Exercise details: When the string "name" is part of a line below, that line should be copied.

Source records:
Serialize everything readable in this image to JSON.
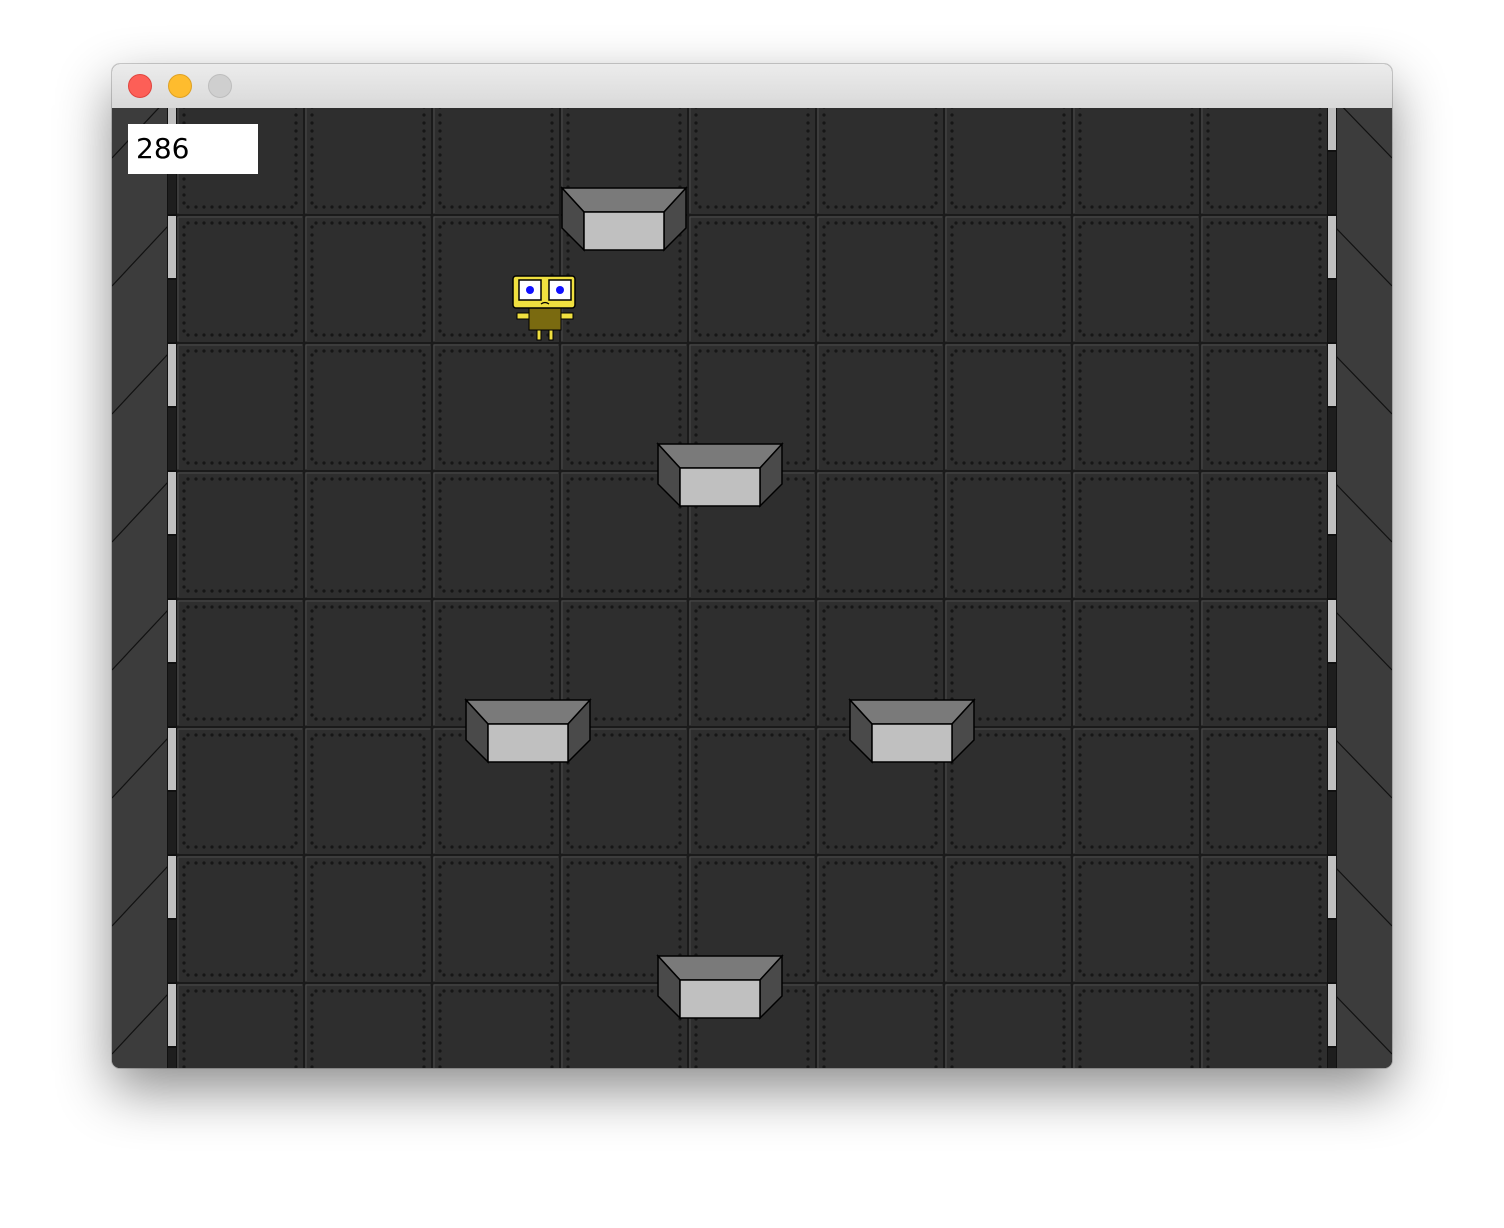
{
  "window": {
    "controls": [
      {
        "name": "close-button",
        "color": "#fd5f57"
      },
      {
        "name": "minimize-button",
        "color": "#febc2e"
      },
      {
        "name": "maximize-button",
        "color": "#cfcfcf"
      }
    ]
  },
  "game": {
    "score": "286",
    "colors": {
      "background": "#2e2e2e",
      "tile_line": "#1a1a1a",
      "tile_highlight": "#4a4a4a",
      "rivet": "#161616",
      "wall": "#3c3c3c",
      "wall_stripe_light": "#c0c0c0",
      "wall_stripe_dark": "#1e1e1e",
      "platform_top": "#7a7a7a",
      "platform_front": "#c0c0c0",
      "platform_side": "#4a4a4a",
      "player_head": "#f0e040",
      "player_body": "#7a6a10",
      "player_eye": "#1010ff"
    },
    "player": {
      "name": "yellow-robot"
    },
    "platforms_count": 5
  }
}
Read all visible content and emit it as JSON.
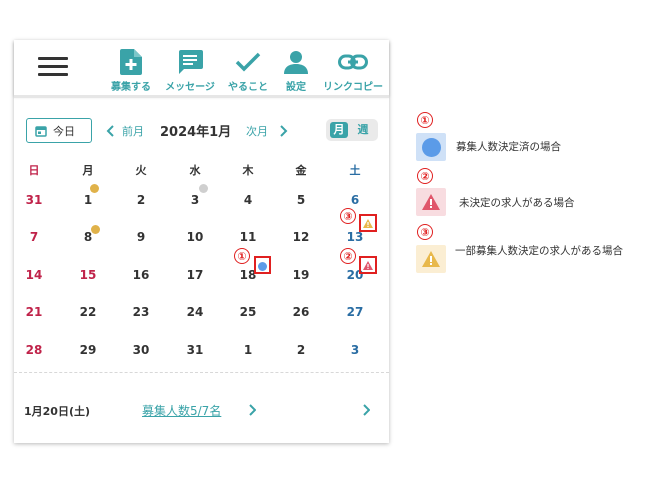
{
  "toolbar": {
    "items": [
      {
        "label": "募集する",
        "icon": "add-document-icon"
      },
      {
        "label": "メッセージ",
        "icon": "message-icon"
      },
      {
        "label": "やること",
        "icon": "check-icon"
      },
      {
        "label": "設定",
        "icon": "person-icon"
      },
      {
        "label": "リンクコピー",
        "icon": "link-icon"
      }
    ]
  },
  "nav": {
    "today_label": "今日",
    "prev_label": "前月",
    "month_title": "2024年1月",
    "next_label": "次月",
    "view_month": "月",
    "view_week": "週"
  },
  "calendar": {
    "weekdays": [
      "日",
      "月",
      "火",
      "水",
      "木",
      "金",
      "土"
    ],
    "weeks": [
      [
        "31",
        "1",
        "2",
        "3",
        "4",
        "5",
        "6"
      ],
      [
        "7",
        "8",
        "9",
        "10",
        "11",
        "12",
        "13"
      ],
      [
        "14",
        "15",
        "16",
        "17",
        "18",
        "19",
        "20"
      ],
      [
        "21",
        "22",
        "23",
        "24",
        "25",
        "26",
        "27"
      ],
      [
        "28",
        "29",
        "30",
        "31",
        "1",
        "2",
        "3"
      ]
    ]
  },
  "footer": {
    "selected_date": "1月20日(土)",
    "recruit_link": "募集人数5/7名"
  },
  "annotations": [
    "①",
    "②",
    "③"
  ],
  "legend": [
    {
      "num": "①",
      "text": "募集人数決定済の場合"
    },
    {
      "num": "②",
      "text": "未決定の求人がある場合"
    },
    {
      "num": "③",
      "text": "一部募集人数決定の求人がある場合"
    }
  ],
  "colors": {
    "accent": "#3aa3a8",
    "sunday": "#c0234a",
    "saturday": "#2a6da3",
    "dot_yellow": "#e0b24a",
    "dot_gray": "#cfcfcf",
    "dot_blue": "#5b9be8",
    "warn_red": "#e0566b",
    "warn_orange": "#e8b84a"
  }
}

Expected answer:
        "name": "close-button",
        "name": "minimize-button",
        "name": "maximize-button",
      "name": "yellow-robot"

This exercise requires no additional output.